> Exercise requirements
Check each line of the entries. Copy the ones that contain the string "Grigio".

> Excerpts from an interface dataset
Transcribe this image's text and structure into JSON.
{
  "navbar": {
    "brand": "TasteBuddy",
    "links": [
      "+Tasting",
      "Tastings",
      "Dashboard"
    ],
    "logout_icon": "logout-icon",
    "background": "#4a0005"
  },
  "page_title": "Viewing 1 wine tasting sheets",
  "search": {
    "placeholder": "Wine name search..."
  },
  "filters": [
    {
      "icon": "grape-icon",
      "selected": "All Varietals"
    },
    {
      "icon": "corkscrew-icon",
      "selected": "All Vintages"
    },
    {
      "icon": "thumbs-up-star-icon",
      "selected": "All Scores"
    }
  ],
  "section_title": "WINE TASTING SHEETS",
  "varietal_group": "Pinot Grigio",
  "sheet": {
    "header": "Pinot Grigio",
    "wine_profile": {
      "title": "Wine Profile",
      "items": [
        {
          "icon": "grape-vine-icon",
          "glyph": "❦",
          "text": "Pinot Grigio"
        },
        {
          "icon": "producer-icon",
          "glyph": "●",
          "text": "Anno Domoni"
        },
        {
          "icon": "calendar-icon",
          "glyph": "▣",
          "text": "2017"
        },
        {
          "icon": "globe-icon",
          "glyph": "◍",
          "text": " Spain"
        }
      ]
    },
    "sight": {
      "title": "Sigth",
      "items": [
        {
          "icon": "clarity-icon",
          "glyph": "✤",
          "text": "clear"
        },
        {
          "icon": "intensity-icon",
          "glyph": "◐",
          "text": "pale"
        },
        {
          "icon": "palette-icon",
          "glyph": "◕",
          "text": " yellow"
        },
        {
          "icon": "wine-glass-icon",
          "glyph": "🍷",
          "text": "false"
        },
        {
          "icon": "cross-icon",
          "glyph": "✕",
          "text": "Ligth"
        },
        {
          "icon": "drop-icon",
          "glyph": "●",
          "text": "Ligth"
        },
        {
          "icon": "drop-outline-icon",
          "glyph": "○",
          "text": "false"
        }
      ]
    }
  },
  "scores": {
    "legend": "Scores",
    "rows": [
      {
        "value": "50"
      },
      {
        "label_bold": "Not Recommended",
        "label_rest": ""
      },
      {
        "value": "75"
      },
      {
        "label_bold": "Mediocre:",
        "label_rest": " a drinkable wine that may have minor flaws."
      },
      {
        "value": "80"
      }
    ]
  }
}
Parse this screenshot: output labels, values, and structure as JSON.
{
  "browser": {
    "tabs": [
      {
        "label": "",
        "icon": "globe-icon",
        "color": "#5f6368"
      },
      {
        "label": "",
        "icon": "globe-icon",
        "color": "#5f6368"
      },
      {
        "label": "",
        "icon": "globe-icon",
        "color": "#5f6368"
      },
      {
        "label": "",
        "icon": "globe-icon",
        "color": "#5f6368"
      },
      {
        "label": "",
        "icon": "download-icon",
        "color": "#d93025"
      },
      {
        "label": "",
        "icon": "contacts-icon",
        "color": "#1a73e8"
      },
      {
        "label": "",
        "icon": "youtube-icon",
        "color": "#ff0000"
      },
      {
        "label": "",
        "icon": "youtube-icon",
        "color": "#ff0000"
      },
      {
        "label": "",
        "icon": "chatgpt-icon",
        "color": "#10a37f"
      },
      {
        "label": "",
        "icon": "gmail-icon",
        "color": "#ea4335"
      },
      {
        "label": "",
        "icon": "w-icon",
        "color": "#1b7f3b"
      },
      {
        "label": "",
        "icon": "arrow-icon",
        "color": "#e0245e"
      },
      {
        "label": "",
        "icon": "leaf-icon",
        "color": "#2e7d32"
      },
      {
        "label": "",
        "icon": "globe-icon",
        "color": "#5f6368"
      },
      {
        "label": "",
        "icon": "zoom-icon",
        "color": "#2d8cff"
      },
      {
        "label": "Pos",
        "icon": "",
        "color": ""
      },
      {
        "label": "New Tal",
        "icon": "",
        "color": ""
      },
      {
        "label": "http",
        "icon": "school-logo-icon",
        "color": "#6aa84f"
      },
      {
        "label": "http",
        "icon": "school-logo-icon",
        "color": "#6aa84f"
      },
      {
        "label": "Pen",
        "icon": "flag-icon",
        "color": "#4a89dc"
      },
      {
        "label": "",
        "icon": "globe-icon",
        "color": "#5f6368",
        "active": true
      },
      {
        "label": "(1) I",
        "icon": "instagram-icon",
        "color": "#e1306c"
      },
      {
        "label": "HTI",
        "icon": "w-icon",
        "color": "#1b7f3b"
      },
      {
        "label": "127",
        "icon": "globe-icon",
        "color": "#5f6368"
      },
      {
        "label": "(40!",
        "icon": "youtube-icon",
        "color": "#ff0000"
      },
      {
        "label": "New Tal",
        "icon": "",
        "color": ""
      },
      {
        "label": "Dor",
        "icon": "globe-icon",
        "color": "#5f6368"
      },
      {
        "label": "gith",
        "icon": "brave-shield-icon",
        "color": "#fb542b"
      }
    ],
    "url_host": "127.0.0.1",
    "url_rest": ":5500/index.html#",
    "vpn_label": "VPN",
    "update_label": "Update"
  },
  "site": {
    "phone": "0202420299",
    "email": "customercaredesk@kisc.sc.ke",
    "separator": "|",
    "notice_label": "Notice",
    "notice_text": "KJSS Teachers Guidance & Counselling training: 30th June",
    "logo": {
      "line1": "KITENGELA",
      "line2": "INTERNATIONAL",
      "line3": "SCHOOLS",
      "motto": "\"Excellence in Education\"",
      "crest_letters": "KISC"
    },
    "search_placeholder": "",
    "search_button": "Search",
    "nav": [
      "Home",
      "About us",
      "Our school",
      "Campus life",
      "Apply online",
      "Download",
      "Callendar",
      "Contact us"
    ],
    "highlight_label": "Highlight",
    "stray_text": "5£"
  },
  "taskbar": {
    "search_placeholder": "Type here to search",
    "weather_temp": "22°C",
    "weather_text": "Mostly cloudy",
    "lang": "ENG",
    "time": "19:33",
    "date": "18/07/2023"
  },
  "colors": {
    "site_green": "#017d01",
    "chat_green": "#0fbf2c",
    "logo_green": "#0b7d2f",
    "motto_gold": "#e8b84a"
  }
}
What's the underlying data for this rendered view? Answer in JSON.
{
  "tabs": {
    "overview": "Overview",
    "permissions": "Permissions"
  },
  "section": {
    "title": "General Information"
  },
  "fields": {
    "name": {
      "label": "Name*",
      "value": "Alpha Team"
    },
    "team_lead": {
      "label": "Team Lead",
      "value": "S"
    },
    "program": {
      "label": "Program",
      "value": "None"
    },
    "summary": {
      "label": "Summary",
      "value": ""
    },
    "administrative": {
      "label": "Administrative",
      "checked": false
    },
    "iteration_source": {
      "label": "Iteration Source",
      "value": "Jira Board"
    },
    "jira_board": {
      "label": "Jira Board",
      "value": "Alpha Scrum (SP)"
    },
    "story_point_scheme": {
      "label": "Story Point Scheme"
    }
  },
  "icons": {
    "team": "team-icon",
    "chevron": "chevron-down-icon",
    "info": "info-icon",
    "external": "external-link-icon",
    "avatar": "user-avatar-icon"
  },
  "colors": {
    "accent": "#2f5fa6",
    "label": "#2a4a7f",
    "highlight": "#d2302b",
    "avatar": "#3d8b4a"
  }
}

> Written answer
  "varietal_group": "Pinot Grigio",
    "header": "Pinot Grigio",
          "text": "Pinot Grigio"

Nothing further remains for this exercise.